━━ Given records
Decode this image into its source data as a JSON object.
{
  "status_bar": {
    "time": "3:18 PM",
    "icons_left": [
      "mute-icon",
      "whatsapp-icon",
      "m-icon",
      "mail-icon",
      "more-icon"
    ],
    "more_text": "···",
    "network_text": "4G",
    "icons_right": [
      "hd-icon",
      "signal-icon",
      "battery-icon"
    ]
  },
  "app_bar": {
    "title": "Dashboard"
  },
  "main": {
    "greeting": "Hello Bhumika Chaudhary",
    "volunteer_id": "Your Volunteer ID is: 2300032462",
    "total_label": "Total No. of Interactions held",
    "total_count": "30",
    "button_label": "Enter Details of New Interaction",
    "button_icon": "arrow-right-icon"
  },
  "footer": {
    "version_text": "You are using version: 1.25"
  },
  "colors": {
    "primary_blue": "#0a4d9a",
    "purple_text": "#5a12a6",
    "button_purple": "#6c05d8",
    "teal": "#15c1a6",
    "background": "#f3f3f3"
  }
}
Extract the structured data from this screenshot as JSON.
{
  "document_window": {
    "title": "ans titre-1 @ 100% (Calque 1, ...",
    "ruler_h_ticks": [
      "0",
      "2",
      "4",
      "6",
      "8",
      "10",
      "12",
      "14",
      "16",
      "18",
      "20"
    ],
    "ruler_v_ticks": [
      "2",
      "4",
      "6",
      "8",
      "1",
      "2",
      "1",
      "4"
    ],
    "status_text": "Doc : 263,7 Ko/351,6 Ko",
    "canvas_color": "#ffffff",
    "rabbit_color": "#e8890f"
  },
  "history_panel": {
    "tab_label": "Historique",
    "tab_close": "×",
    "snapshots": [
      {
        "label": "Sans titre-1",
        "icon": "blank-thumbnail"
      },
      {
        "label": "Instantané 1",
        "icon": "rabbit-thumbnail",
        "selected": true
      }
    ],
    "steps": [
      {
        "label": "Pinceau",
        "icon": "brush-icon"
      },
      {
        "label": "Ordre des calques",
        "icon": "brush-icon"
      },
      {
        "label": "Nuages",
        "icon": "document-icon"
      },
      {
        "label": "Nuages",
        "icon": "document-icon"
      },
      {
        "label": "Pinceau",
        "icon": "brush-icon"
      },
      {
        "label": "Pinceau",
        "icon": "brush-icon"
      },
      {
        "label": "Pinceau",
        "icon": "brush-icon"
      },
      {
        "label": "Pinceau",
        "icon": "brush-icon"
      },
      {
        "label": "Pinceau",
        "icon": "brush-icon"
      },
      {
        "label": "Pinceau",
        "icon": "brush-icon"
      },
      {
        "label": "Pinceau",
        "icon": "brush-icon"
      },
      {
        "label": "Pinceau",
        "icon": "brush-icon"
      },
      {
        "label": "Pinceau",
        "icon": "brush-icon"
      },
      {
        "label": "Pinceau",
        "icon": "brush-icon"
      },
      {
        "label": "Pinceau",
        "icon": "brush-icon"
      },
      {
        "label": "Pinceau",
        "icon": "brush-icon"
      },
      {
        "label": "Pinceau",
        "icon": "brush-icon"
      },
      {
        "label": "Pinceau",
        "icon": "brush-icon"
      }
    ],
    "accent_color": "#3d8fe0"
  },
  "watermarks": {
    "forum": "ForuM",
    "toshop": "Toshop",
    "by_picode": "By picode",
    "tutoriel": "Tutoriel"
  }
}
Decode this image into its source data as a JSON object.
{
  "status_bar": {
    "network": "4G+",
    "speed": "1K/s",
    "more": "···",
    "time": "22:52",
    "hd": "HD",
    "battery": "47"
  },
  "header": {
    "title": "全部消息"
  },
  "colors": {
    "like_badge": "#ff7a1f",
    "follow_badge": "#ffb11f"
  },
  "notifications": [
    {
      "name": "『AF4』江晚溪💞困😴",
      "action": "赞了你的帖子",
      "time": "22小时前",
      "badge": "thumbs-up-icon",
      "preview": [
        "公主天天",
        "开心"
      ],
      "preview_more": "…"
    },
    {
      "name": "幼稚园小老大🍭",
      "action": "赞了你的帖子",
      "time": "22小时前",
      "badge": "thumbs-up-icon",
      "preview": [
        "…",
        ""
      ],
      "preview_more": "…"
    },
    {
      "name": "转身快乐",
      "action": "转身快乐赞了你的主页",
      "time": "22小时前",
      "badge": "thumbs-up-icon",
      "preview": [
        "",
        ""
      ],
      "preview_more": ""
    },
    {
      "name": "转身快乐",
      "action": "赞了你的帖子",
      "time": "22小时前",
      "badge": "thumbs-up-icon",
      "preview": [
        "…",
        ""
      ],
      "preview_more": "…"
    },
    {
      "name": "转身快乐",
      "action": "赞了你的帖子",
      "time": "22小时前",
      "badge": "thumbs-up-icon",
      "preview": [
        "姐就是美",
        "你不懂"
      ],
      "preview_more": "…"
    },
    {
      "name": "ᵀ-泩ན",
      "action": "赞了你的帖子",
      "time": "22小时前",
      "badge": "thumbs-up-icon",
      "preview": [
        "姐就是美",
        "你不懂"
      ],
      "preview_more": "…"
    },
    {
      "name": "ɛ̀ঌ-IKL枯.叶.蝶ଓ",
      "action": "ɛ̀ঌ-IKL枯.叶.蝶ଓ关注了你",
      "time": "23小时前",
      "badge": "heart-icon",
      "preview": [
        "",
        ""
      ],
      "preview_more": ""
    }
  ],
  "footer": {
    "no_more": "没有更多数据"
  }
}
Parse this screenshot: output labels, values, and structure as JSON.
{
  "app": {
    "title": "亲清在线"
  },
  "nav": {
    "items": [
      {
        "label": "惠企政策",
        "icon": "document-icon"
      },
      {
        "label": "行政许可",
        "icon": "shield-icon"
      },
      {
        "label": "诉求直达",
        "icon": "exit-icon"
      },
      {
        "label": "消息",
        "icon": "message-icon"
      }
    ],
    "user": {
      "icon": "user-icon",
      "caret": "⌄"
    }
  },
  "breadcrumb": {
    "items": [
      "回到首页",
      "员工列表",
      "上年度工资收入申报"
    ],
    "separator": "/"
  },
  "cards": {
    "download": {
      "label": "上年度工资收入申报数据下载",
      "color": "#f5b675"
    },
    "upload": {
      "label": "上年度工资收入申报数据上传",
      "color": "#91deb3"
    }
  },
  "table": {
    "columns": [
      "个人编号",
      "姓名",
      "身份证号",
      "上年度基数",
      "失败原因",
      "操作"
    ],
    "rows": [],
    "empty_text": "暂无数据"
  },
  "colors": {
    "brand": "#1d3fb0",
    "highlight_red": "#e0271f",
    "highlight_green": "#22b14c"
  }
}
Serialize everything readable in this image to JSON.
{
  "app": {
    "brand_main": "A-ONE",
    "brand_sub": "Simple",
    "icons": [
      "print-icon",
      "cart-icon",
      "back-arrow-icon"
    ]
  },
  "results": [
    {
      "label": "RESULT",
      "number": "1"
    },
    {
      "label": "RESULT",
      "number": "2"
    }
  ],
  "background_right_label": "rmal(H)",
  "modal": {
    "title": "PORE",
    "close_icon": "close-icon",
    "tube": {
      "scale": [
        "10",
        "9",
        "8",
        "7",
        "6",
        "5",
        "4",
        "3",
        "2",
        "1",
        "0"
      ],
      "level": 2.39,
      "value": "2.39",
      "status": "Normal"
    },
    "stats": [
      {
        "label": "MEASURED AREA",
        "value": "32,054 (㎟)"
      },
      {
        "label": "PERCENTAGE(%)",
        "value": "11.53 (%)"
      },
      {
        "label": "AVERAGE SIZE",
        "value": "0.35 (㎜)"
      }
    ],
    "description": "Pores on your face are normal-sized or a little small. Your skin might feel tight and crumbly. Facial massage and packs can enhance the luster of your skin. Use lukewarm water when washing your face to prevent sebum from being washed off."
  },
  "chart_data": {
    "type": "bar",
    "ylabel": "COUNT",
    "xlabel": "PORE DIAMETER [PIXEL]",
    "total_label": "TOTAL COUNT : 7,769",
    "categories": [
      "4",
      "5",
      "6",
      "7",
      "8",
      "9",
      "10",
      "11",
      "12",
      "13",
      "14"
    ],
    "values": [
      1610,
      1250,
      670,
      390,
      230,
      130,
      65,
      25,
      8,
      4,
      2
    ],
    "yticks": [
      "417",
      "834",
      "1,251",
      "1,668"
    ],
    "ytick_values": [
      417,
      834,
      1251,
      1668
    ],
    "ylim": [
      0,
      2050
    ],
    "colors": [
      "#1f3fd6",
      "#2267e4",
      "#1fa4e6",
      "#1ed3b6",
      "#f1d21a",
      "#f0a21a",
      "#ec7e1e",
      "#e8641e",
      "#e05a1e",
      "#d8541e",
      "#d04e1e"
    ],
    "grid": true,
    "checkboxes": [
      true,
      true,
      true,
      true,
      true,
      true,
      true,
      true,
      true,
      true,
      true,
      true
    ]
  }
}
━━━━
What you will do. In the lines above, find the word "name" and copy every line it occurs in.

Response.
      "name": "『AF4』江晚溪💞困😴",
      "name": "幼稚园小老大🍭",
      "name": "转身快乐",
      "name": "转身快乐",
      "name": "转身快乐",
      "name": "ᵀ-泩ན",
      "name": "ɛ̀ঌ-IKL枯.叶.蝶ଓ",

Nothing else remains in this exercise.